====== INFORMATION GIVEN ======

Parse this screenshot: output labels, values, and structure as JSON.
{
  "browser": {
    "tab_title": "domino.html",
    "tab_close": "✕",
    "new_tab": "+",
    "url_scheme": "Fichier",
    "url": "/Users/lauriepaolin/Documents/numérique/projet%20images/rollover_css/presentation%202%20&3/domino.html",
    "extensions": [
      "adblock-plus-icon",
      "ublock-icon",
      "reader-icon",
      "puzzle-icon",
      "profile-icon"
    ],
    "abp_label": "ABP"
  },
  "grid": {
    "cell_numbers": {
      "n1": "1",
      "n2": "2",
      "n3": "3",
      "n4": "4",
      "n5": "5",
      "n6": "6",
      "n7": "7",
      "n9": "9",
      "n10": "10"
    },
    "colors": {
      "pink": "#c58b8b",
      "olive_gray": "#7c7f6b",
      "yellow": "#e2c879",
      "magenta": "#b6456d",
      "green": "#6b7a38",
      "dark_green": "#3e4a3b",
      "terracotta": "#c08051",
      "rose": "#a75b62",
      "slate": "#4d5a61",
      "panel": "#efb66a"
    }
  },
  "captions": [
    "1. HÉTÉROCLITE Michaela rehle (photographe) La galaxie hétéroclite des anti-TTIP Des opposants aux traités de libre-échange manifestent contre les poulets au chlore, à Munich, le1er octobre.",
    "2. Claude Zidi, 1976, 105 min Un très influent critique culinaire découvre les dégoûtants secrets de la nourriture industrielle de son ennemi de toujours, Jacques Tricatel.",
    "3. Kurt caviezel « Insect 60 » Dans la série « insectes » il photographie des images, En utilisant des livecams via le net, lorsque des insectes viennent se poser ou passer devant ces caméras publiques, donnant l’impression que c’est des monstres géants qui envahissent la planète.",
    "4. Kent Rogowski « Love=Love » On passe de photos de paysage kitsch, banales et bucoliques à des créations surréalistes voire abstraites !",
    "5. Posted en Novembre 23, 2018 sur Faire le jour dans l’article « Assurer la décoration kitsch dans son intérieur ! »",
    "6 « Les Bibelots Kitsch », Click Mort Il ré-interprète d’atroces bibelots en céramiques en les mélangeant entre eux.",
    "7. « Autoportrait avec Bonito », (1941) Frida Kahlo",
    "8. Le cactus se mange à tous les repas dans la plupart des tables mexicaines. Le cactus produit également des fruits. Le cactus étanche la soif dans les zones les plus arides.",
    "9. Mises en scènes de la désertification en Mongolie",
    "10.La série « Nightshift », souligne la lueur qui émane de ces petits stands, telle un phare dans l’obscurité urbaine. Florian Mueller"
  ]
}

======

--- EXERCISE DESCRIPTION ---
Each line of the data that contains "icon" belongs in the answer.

--- SOLUTION FOR THIS PROBLEM ---
      "adblock-plus-icon",
      "ublock-icon",
      "reader-icon",
      "puzzle-icon",
      "profile-icon"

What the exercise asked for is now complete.